> [WHAT IS BEING ASKED] Report every line from the following entries that contains the string "rows".

....

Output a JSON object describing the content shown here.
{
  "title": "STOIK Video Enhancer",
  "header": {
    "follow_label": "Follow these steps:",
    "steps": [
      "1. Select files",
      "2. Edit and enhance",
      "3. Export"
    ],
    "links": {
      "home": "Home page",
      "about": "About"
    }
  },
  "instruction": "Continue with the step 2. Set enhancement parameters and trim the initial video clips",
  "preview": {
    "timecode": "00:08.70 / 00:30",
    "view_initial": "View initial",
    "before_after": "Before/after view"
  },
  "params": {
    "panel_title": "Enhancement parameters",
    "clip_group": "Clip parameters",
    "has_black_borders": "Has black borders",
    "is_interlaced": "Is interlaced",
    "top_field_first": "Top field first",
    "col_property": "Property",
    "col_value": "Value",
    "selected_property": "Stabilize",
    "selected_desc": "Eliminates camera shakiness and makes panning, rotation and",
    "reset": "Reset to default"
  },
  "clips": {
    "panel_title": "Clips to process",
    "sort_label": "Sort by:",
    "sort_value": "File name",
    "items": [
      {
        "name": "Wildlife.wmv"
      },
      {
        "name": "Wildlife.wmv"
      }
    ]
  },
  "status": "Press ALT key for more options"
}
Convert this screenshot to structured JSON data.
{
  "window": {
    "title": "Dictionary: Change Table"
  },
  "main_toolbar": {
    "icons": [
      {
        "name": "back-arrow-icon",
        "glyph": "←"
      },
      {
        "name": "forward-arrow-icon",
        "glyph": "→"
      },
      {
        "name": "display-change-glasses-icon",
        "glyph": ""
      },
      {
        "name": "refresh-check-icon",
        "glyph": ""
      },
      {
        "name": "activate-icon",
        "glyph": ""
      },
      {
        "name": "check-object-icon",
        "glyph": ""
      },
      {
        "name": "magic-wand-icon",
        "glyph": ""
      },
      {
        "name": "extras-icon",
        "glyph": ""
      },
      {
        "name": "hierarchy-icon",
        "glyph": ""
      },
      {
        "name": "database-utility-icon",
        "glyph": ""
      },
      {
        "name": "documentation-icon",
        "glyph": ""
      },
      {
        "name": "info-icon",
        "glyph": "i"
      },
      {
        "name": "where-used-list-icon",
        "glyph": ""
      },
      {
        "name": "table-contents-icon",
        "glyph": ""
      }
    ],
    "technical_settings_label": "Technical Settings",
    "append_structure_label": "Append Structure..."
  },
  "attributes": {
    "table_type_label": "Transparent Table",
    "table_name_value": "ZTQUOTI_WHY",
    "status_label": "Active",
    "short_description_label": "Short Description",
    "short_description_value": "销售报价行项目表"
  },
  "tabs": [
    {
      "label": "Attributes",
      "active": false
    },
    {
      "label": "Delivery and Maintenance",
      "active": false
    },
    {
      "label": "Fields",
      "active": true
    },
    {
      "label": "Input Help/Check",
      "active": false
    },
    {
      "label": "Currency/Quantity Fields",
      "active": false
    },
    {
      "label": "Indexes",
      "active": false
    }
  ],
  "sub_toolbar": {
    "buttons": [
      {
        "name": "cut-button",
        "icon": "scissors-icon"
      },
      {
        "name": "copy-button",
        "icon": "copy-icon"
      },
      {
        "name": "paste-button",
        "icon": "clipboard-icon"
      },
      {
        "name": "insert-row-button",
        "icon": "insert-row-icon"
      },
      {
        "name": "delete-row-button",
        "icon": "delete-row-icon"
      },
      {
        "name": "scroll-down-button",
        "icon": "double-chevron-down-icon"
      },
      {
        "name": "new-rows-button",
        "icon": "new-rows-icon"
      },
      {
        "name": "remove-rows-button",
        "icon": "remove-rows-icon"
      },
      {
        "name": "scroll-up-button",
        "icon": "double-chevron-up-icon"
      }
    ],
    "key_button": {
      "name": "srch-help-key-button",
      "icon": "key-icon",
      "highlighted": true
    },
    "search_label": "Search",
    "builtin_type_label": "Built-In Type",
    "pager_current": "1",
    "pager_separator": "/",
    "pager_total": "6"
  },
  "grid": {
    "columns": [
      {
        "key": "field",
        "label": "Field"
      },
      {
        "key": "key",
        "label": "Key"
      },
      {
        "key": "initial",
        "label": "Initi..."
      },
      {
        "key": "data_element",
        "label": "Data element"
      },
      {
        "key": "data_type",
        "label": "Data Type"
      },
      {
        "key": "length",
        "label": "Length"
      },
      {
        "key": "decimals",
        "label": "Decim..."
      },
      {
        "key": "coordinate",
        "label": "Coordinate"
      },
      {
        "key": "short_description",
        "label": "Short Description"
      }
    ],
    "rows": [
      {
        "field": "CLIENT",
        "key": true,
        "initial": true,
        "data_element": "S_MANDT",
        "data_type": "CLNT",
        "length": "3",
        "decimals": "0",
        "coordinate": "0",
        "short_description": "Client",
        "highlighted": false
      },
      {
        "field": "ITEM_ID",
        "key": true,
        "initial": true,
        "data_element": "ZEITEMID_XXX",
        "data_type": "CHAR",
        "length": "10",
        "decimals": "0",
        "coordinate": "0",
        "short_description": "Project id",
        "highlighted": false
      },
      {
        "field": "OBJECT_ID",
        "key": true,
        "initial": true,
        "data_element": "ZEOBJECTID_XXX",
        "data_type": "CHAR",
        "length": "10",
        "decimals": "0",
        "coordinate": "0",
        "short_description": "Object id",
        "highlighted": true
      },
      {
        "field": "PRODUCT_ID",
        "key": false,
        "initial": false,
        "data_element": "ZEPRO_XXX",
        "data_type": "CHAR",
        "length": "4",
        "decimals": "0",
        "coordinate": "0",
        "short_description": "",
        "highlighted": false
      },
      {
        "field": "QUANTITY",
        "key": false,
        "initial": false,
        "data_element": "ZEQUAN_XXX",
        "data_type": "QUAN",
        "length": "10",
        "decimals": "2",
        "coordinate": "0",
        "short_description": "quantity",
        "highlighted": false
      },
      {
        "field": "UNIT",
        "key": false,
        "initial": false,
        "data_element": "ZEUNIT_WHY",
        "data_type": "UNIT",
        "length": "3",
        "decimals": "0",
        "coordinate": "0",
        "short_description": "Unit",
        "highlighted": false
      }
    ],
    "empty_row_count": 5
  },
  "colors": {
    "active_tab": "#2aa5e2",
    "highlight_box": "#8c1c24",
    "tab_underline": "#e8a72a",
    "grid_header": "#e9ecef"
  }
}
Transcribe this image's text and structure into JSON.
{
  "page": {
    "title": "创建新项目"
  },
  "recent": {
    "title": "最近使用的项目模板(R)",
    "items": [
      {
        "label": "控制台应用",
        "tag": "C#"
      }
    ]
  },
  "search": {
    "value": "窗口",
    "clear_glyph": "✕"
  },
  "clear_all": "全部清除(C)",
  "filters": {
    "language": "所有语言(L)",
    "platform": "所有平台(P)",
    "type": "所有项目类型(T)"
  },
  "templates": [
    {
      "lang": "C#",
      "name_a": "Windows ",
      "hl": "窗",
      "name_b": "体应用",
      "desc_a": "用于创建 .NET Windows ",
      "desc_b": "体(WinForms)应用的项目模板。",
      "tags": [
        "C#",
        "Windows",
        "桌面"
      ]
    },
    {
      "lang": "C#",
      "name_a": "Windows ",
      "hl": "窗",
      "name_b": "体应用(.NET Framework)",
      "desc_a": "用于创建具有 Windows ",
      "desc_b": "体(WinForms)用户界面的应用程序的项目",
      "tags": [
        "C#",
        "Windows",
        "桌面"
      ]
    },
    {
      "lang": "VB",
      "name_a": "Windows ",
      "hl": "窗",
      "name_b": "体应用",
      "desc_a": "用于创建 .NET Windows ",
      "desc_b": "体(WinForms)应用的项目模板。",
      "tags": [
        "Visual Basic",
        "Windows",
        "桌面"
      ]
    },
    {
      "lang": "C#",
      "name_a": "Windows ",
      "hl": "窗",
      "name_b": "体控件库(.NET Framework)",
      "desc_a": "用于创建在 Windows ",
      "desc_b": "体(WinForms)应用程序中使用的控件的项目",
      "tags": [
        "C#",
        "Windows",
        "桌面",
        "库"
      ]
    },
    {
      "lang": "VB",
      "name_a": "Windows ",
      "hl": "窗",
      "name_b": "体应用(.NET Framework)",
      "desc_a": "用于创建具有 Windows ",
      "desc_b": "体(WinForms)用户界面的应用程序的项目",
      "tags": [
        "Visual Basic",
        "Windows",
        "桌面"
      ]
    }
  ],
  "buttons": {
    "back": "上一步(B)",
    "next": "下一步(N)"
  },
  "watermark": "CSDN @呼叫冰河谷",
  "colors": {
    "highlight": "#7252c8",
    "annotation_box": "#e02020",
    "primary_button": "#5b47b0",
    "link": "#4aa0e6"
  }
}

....

> [RESULT BELOW]
        "name": "new-rows-button",
        "icon": "new-rows-icon"
        "name": "remove-rows-button",
        "icon": "remove-rows-icon"
    "rows": [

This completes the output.